The securities firm added that it would be sensible for them to consider 40% of the portfolio for active trading.
“We recommend investors develop a well-diversified portfolio, mitigating the portfolio from sector and asset class specific risks. The portfolio should be future oriented, long term and selected instruments should be poised for a positive return through both capital gains and dividends, thus meeting the investor’s objective,” it said.
“It will be prudent to consider about 40% of the portfolio for active trading, this will allow the investor to realise some profits in the event of short-term swings in sentiments in the market, in particular on non-core holdings.”
The firm also said government measures to tame inflation and local currency devaluation remain encouraging, evidenced by the deceleration of monthly inflation from 30,7% in June to 12,4% as at end of August.
Parallel market rates have also stabilised in recent weeks, hovering at ZW$700-ZW$750, while on the official auction, the rate has moved to ZW$580 this week.
FBC said the local economy’s stability remains fragile, however, hinged on the government's ability to continue to control money supply as well as insulate the economy against global supply and inflation shocks.
“The global economic outlook remains largely uncertain, hampered by rising inflation and the on-going consequences of geopolitical tensions,” it said.
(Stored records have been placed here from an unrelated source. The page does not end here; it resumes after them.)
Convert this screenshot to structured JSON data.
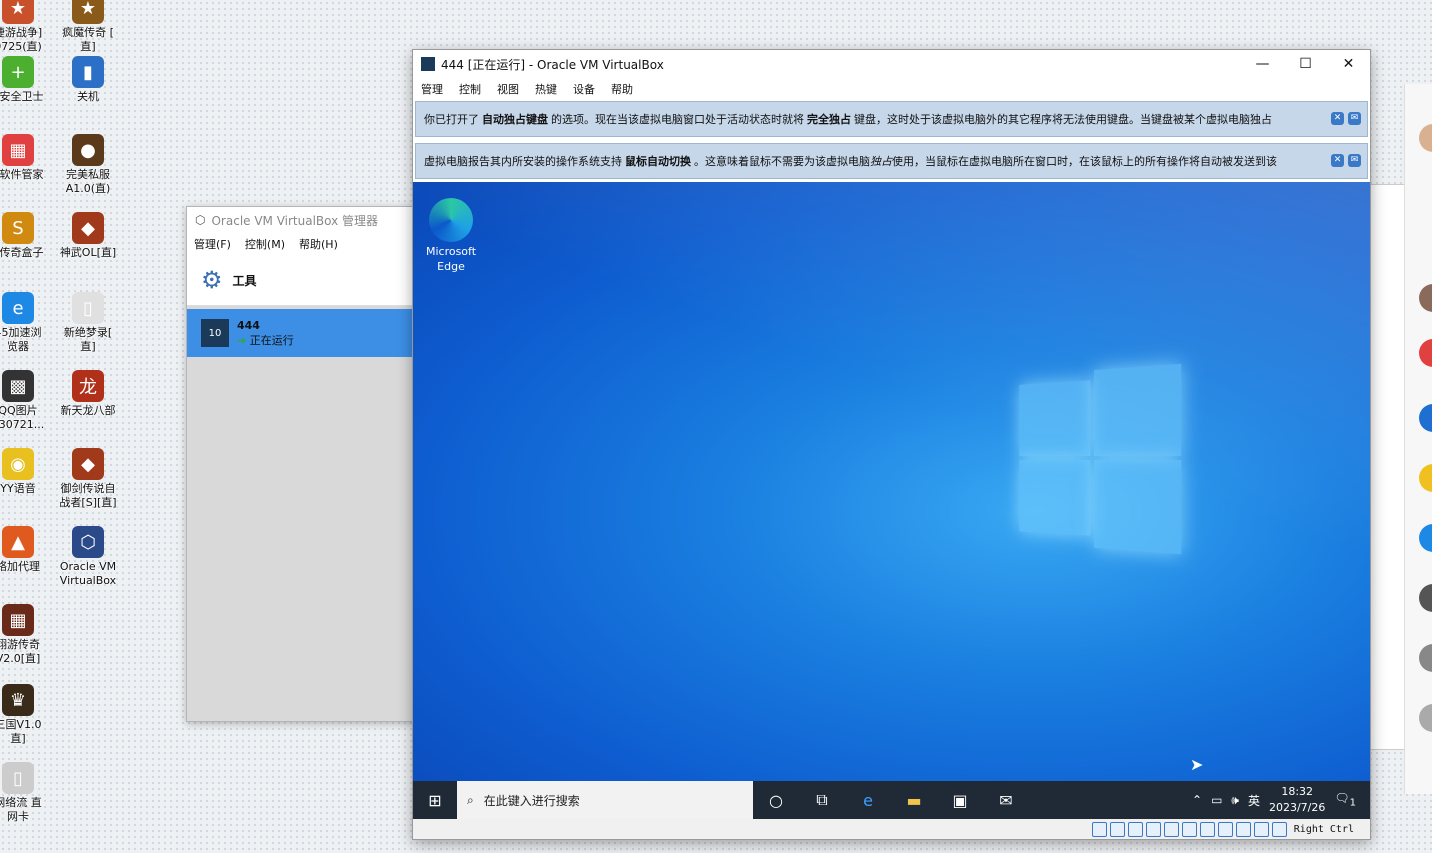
{
  "desktop_icons": [
    {
      "label": "捷游战争]\n0725(直)",
      "color": "#c8502a",
      "glyph": "★"
    },
    {
      "label": "疯魔传奇 [\n直]",
      "color": "#8a5a1a",
      "glyph": "★"
    },
    {
      "label": "0安全卫士",
      "color": "#4caf30",
      "glyph": "+"
    },
    {
      "label": "关机",
      "color": "#2b6fc7",
      "glyph": "▮"
    },
    {
      "label": "0软件管家",
      "color": "#e04040",
      "glyph": "▦"
    },
    {
      "label": "完美私服\nA1.0(直)",
      "color": "#5a3a1a",
      "glyph": "●"
    },
    {
      "label": "0传奇盒子",
      "color": "#d08a10",
      "glyph": "S"
    },
    {
      "label": "神武OL[直]",
      "color": "#a03a1a",
      "glyph": "◆"
    },
    {
      "label": "45加速浏\n览器",
      "color": "#1e88e5",
      "glyph": "e"
    },
    {
      "label": "新绝梦录[\n直]",
      "color": "#e0e0e0",
      "glyph": "▯"
    },
    {
      "label": "QQ图片\n230721...",
      "color": "#333333",
      "glyph": "▩"
    },
    {
      "label": "新天龙八部",
      "color": "#b0301a",
      "glyph": "龙"
    },
    {
      "label": "YY语音",
      "color": "#e8c020",
      "glyph": "◉"
    },
    {
      "label": "御剑传说自\n战者[S][直]",
      "color": "#a03a1a",
      "glyph": "◆"
    },
    {
      "label": "络加代理",
      "color": "#e05a20",
      "glyph": "▲"
    },
    {
      "label": "Oracle VM\nVirtualBox",
      "color": "#2a4a8a",
      "glyph": "⬡"
    },
    {
      "label": "翔游传奇\nV2.0[直]",
      "color": "#6a2a1a",
      "glyph": "▦"
    },
    {
      "label": "三国V1.0\n直]",
      "color": "#3a2a1a",
      "glyph": "♛"
    },
    {
      "label": "网络流 直\n网卡",
      "color": "#cccccc",
      "glyph": "▯"
    }
  ],
  "manager": {
    "title": "Oracle VM VirtualBox 管理器",
    "menu": [
      "管理(F)",
      "控制(M)",
      "帮助(H)"
    ],
    "tools_label": "工具",
    "vm_name": "444",
    "vm_state": "正在运行"
  },
  "vm_window": {
    "title": "444 [正在运行] - Oracle VM VirtualBox",
    "controls": [
      "—",
      "☐",
      "✕"
    ],
    "menu": [
      "管理",
      "控制",
      "视图",
      "热键",
      "设备",
      "帮助"
    ],
    "notice1": {
      "pre": "你已打开了",
      "b1": "自动独占键盘",
      "mid": "的选项。现在当该虚拟电脑窗口处于活动状态时就将",
      "b2": "完全独占",
      "post": "键盘，这时处于该虚拟电脑外的其它程序将无法使用键盘。当键盘被某个虚拟电脑独占"
    },
    "notice2": {
      "pre": "虚拟电脑报告其内所安装的操作系统支持",
      "b1": "鼠标自动切换",
      "mid": "。这意味着鼠标不需要为该虚拟电脑",
      "b2": "独占",
      "post": "使用，当鼠标在虚拟电脑所在窗口时，在该鼠标上的所有操作将自动被发送到该"
    },
    "edge_label": "Microsoft\nEdge",
    "search_placeholder": "在此键入进行搜索",
    "ime": "英",
    "time": "18:32",
    "date": "2023/7/26",
    "notify_count": "1",
    "host_key": "Right Ctrl"
  }
}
“Most economies have hiked interest rates to tame inflation, with the US hiking rates by a cumulative 225 basis points since March. We anticipate some reduction in inflation owing to improving global supply chains and the drops in prices of fuel and other commodities.”